TASK REQUIREMENTS:
Read through the material below and find each line that has the word "Google"; copy it.

DATA FOR PROCESSING:
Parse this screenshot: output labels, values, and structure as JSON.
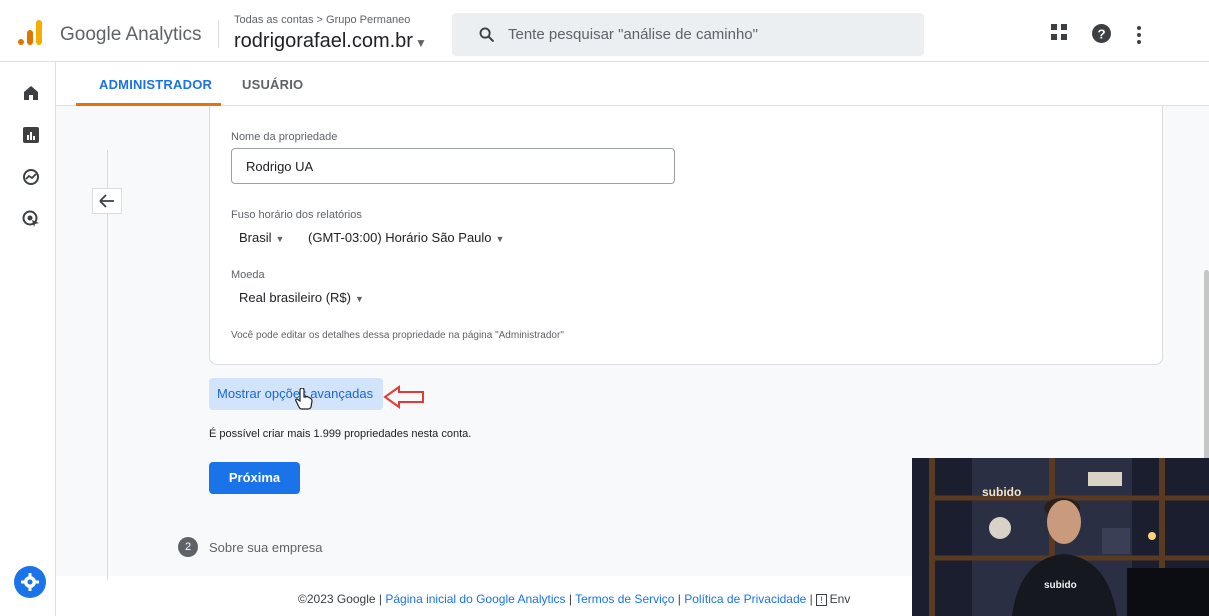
{
  "header": {
    "product_name": "Google Analytics",
    "breadcrumb": "Todas as contas > Grupo Permaneo",
    "account_name": "rodrigorafael.com.br",
    "search_placeholder": "Tente pesquisar \"análise de caminho\"",
    "icons": [
      "apps-grid-icon",
      "help-icon",
      "more-vert-icon"
    ]
  },
  "leftnav": {
    "items": [
      "home-icon",
      "reports-icon",
      "explore-icon",
      "advertising-icon"
    ],
    "admin": "settings-gear-icon"
  },
  "tabs": [
    {
      "label": "ADMINISTRADOR",
      "active": true
    },
    {
      "label": "USUÁRIO",
      "active": false
    }
  ],
  "form": {
    "property_name_label": "Nome da propriedade",
    "property_name_value": "Rodrigo UA",
    "timezone_label": "Fuso horário dos relatórios",
    "country_value": "Brasil",
    "timezone_value": "(GMT-03:00) Horário São Paulo",
    "currency_label": "Moeda",
    "currency_value": "Real brasileiro (R$)",
    "help_text": "Você pode editar os detalhes dessa propriedade na página \"Administrador\""
  },
  "advanced_button": "Mostrar opções avançadas",
  "properties_note": "É possível criar mais 1.999 propriedades nesta conta.",
  "next_button": "Próxima",
  "step2": {
    "number": "2",
    "title": "Sobre sua empresa"
  },
  "footer": {
    "copyright": "©2023 Google",
    "sep": " | ",
    "link_home": "Página inicial do Google Analytics",
    "link_terms": "Termos de Serviço",
    "link_privacy": "Política de Privacidade",
    "feedback": "Env"
  },
  "webcam": {
    "sign_text": "subido",
    "shirt_text": "subido"
  },
  "colors": {
    "accent": "#1a73e8",
    "tab_underline": "#e8710a",
    "annotation_arrow": "#e53935"
  }
}
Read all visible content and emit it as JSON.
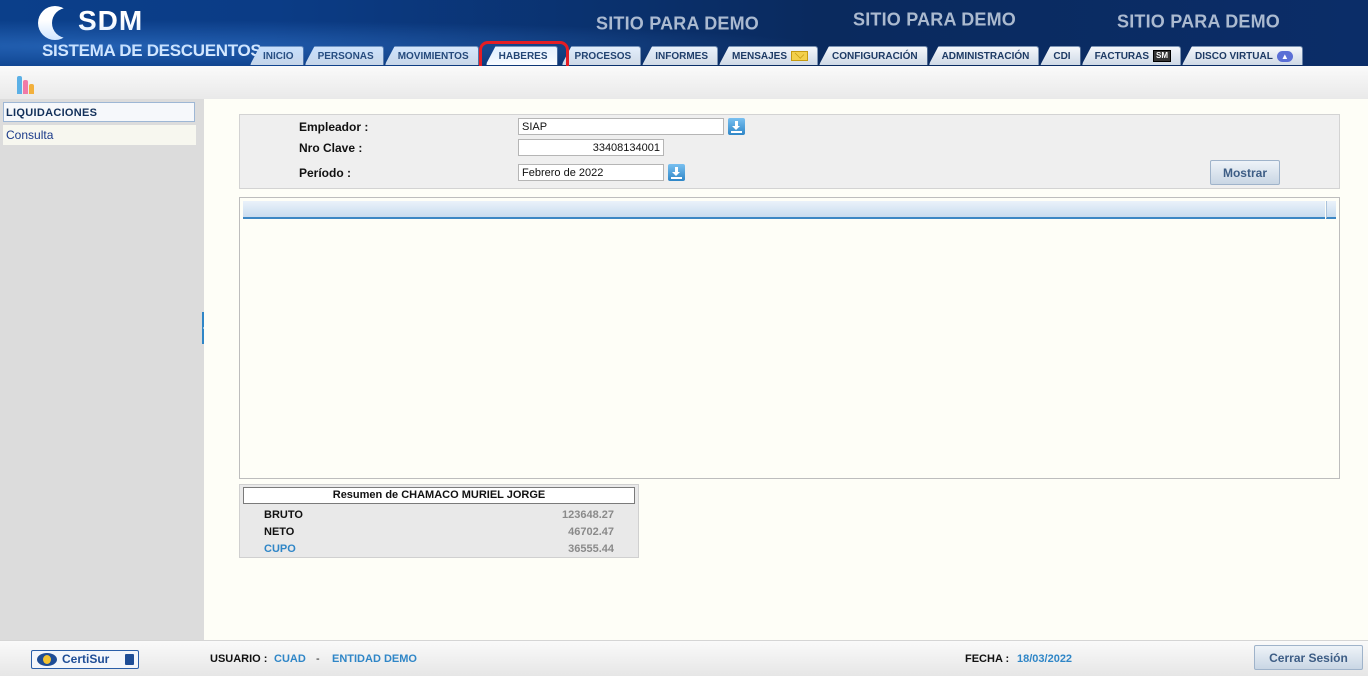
{
  "header": {
    "logo_title": "SDM",
    "logo_subtitle": "SISTEMA DE DESCUENTOS",
    "demo_banner": "SITIO PARA DEMO",
    "tabs": [
      {
        "label": "INICIO"
      },
      {
        "label": "PERSONAS"
      },
      {
        "label": "MOVIMIENTOS"
      },
      {
        "label": "HABERES",
        "active": true
      },
      {
        "label": "PROCESOS"
      },
      {
        "label": "INFORMES"
      },
      {
        "label": "MENSAJES",
        "icon": "mail-icon"
      },
      {
        "label": "CONFIGURACIÓN"
      },
      {
        "label": "ADMINISTRACIÓN"
      },
      {
        "label": "CDI"
      },
      {
        "label": "FACTURAS",
        "icon": "sm-icon"
      },
      {
        "label": "DISCO VIRTUAL",
        "icon": "cloud-upload-icon"
      }
    ],
    "sm_icon_text": "SM",
    "highlight_color": "#e41d24"
  },
  "sidebar": {
    "section_title": "LIQUIDACIONES",
    "items": [
      {
        "label": "Consulta"
      }
    ]
  },
  "form": {
    "empleador_label": "Empleador :",
    "empleador_value": "SIAP",
    "nro_clave_label": "Nro Clave :",
    "nro_clave_value": "33408134001",
    "periodo_label": "Período :",
    "periodo_value": "Febrero de 2022",
    "mostrar_button": "Mostrar"
  },
  "summary": {
    "title": "Resumen de CHAMACO MURIEL JORGE",
    "rows": [
      {
        "label": "BRUTO",
        "value": "123648.27"
      },
      {
        "label": "NETO",
        "value": "46702.47"
      },
      {
        "label": "CUPO",
        "value": "36555.44"
      }
    ]
  },
  "footer": {
    "certisur": "CertiSur",
    "usuario_label": "USUARIO :",
    "usuario_value": "CUAD",
    "separator": "-",
    "entidad_value": "ENTIDAD DEMO",
    "fecha_label": "FECHA :",
    "fecha_value": "18/03/2022",
    "cerrar_button": "Cerrar Sesión"
  },
  "colors": {
    "header_bg": "#0b3f8a",
    "accent_blue": "#2f86c7",
    "main_bg": "#fefef7"
  }
}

RESPONSE BOX:
    "product_name": "Google Analytics",
    "copyright": "©2023 Google",
    "link_home": "Página inicial do Google Analytics",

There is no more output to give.